Judiciary Democrats wage silent campaign to move Pelosi on impeachment one member at a time
Ever since last week when Donald Trump invited foreign adversaries to hack U.S. elections, at least 15 more House Democrats have announced their support for starting an impeachment inquiry into him. The list includes three swing-district members, two committee chairs, and four members from Speaker Nancy Pelosi’s home state, California.
While that represents real movement, there’s also plenty more members were that came from. “There may be only 72 [pro-impeachment Democrats] in public, but there are 200 in private,” a Democratic aide told Politico. “But they’re holding back out of deference for Pelosi.”
If that aide is right, expect to see more members break with Pelosi over the coming weeks. There’s power in numbers. And some of the members who came out this week have opened the door for other Democrats by changing their political calculation. If a swing-district star of the freshman class like California Rep. Katie Porter can put her seat on the line to uphold her sworn oath, then why can’t others? No politician wants to look like they are placing political expediency over their oath of office—a concern with which they will now have to contend as more members point to “duty” as the impetus for their change of heart.
Another notable convert this week was veteran lawmaker and Pelosi ally Rep. Jan Schakowski of Illinois. Schakowski threaded the needle of parting with Pelosi by praising Democratic leadership for doing a “good job” but saying she had simply come to a “personal decision.” In the wake of Trump’s comments welcoming illegal foreign interference, Schakowski explained, “I feel an obligation now to take my belief that Donald Trump has to be held accountable—that no one is above the law—to the next step.
The steadily growing impeachment caucus is, at least in part, an outgrowth of efforts by several key members of the Judiciary Committee. Behind the scenes, Reps. Jamie Raskin of Maryland, David Cicilline of Rhode Island, Joe Neguse of Colorado and Pramila Jayapal of Washington state have been serving as informal advisers to their peers on impeachment.
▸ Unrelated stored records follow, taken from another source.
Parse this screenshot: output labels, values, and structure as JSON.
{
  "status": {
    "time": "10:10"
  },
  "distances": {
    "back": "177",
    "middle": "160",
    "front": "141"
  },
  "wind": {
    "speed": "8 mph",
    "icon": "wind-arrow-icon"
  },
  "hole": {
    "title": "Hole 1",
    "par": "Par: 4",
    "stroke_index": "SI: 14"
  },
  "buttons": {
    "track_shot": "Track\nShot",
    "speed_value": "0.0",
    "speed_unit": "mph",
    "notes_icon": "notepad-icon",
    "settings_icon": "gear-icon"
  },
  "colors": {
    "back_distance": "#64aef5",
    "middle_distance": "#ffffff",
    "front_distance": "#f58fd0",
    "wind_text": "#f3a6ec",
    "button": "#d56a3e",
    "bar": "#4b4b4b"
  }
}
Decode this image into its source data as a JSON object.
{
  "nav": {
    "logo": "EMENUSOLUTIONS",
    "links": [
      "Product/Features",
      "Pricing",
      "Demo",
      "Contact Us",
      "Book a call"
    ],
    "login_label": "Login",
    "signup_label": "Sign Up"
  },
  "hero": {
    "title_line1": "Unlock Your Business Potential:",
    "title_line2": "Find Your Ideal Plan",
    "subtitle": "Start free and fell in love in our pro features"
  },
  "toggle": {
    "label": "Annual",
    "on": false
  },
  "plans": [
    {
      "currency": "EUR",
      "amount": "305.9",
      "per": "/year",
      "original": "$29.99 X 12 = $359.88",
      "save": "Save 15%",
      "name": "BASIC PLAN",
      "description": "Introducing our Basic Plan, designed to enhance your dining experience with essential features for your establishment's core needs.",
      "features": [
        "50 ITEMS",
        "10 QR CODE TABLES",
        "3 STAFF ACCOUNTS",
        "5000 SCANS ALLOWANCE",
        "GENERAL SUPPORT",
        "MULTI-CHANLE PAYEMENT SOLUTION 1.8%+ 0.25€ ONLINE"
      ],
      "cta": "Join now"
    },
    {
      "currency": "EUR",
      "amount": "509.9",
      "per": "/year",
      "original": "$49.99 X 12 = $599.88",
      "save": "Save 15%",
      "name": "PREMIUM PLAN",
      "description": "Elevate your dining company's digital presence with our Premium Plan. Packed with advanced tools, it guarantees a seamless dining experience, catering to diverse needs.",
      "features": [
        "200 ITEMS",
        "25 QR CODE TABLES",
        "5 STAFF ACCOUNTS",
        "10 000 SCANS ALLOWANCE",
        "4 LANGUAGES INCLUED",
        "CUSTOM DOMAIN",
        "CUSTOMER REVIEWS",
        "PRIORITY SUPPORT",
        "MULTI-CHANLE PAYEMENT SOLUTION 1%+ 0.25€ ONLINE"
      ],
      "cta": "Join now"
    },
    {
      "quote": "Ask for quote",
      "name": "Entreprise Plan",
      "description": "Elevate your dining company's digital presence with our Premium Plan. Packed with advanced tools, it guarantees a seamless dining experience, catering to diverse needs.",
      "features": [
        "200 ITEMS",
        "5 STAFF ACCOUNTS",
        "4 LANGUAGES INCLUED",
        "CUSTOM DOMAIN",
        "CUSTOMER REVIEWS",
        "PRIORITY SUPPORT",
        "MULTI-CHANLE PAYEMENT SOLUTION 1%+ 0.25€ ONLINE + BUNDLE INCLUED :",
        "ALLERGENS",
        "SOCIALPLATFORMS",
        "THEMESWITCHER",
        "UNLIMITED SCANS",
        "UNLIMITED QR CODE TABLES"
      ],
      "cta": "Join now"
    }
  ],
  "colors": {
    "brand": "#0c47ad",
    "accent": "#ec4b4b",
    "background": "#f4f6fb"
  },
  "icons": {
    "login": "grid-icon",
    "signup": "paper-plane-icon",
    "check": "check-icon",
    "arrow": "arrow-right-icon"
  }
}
“There’s a group of us who are on Judiciary who are deeply ensconced in everything,” one of the lawmakers told Politico. “We’re not whipping, but we’re just talking to people about what we’re seeing and why it’s important. People who are on committees of jurisdiction have a lot more information, so people are coming to us to ask us what’s going on and we’re sharing our views.”